“Trade unions and NGOs must work together” to end child labor, asserted Nobel Prize winner Kailash Satyarthi as he summed up a two-day gathering of more than 40 child labor activist organizations from around the world in Seville, Spain.
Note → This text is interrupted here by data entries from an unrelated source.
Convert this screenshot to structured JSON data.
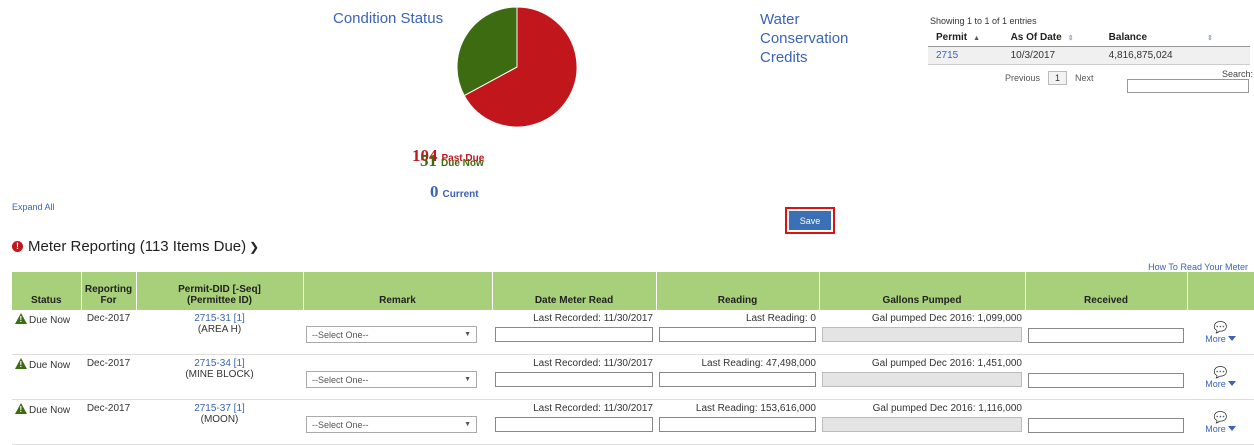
{
  "condition": {
    "title": "Condition Status",
    "past_due": {
      "count": "104",
      "label": "Past Due",
      "color": "#c0161c"
    },
    "due_now": {
      "count": "51",
      "label": "Due Now",
      "color": "#3d6b11"
    },
    "current": {
      "count": "0",
      "label": "Current",
      "color": "#3a63b8"
    }
  },
  "water": {
    "line1": "Water",
    "line2": "Conservation",
    "line3": "Credits"
  },
  "permits": {
    "showing": "Showing 1 to 1 of 1 entries",
    "headers": [
      "Permit",
      "As Of Date",
      "Balance"
    ],
    "rows": [
      {
        "permit": "2715",
        "date": "10/3/2017",
        "balance": "4,816,875,024"
      }
    ],
    "previous": "Previous",
    "page": "1",
    "next": "Next",
    "search_label": "Search:"
  },
  "expand_all": "Expand All",
  "save_label": "Save",
  "section": {
    "title": "Meter Reporting (113 Items Due)"
  },
  "how_to": "How To Read Your Meter",
  "table": {
    "headers": {
      "status": "Status",
      "reporting_line1": "Reporting",
      "reporting_line2": "For",
      "permit_line1": "Permit-DID [-Seq]",
      "permit_line2": "(Permittee ID)",
      "remark": "Remark",
      "date": "Date Meter Read",
      "reading": "Reading",
      "gallons": "Gallons Pumped",
      "received": "Received"
    },
    "rows": [
      {
        "status": "Due Now",
        "period": "Dec-2017",
        "permit": "2715-31 [1]",
        "permittee": "(AREA H)",
        "remark": "--Select One--",
        "last_recorded": "Last Recorded: 11/30/2017",
        "last_reading": "Last Reading: 0",
        "gallons": "Gal pumped Dec 2016: 1,099,000",
        "more": "More"
      },
      {
        "status": "Due Now",
        "period": "Dec-2017",
        "permit": "2715-34 [1]",
        "permittee": "(MINE BLOCK)",
        "remark": "--Select One--",
        "last_recorded": "Last Recorded: 11/30/2017",
        "last_reading": "Last Reading: 47,498,000",
        "gallons": "Gal pumped Dec 2016: 1,451,000",
        "more": "More"
      },
      {
        "status": "Due Now",
        "period": "Dec-2017",
        "permit": "2715-37 [1]",
        "permittee": "(MOON)",
        "remark": "--Select One--",
        "last_recorded": "Last Recorded: 11/30/2017",
        "last_reading": "Last Reading: 153,616,000",
        "gallons": "Gal pumped Dec 2016: 1,116,000",
        "more": "More"
      }
    ]
  },
  "chart_data": {
    "type": "pie",
    "categories": [
      "Past Due",
      "Due Now",
      "Current"
    ],
    "values": [
      104,
      51,
      0
    ],
    "colors": [
      "#c0161c",
      "#3d6b11",
      "#3a63b8"
    ]
  }
}
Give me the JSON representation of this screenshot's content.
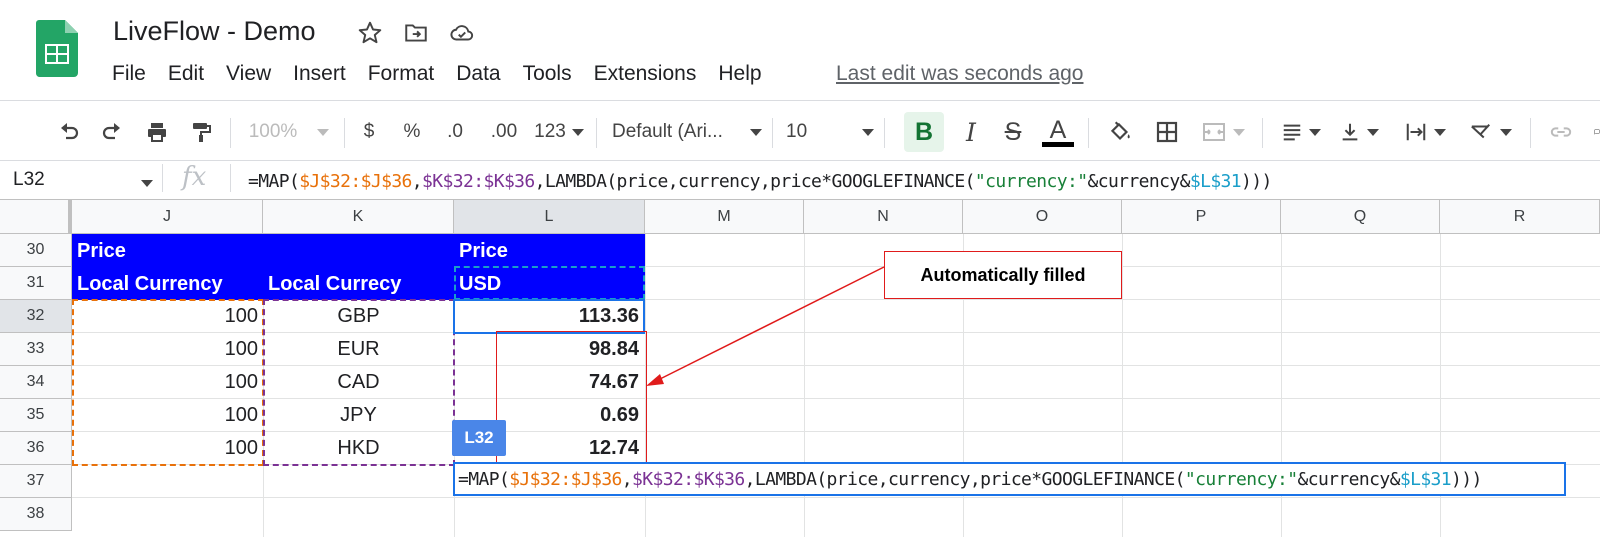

Participants at “Forum Spain-Americas: Civil Society for the Sustained Elimination of Child Labor” met last week to discuss United Nations Sustainable Development Goal 8.7, which aims in part at the eradication of child labor.
Satyarthi, founder of the Global March Against Child Labor, a worldwide network of trade unions, civil society organizations and education associations working to end child labor, launched the organization 20 years ago to press for adoption of International Labor Organization (ILO) Convention 138 on eliminating the worst forms of child labor.
“The Global March started out as a movement, which became an organization,” said Solidarity Center Asia Region Director Tim Ryan. “You can identify an issue and create an organization, but you need a vision to create a movement.” Ryan, who serves as chairperson of the Global March Against Child Labor, participated in a panel examining how the Global March’s international work over the years could inform renewed efforts to address child labor in the Western hemisphere.
Ending Child Labor, Ensuring Children Receive Quality Education
The connection of trade unions and civil society organizations in a close partnership has been a unique and important aspect from the inception of Global March, Ryan said. Currently, representatives from Education International, the global union federation of teachers, and trade union activists from Ghana and the United States are Global March Board members.
“It’s no surprise teachers’ unions around the world are part of the Global March,” Ryan said. “A key value underpinning the elimination of child labor has to be the opportunity for children to have a quality education.”
Satyarthi said that education philosophy around the world must be aimed at something greater than turning out consumers.
“Education that just produces makers and lubricators of the global economy is a disaster,” he said. But “there is no dearth of good people and good work who can strengthen our alliances with hope and resolve” to eliminate child labor with committed people and their organizations working for it.
The meeting, a joint initiative of the Spanish Andalusian Agency for International Development and the ILO to work together on strategies to eliminate child labor, sets the stage for the ILO Global Conference on the Sustained Eradication of Child Labor meeting this week in Argentina.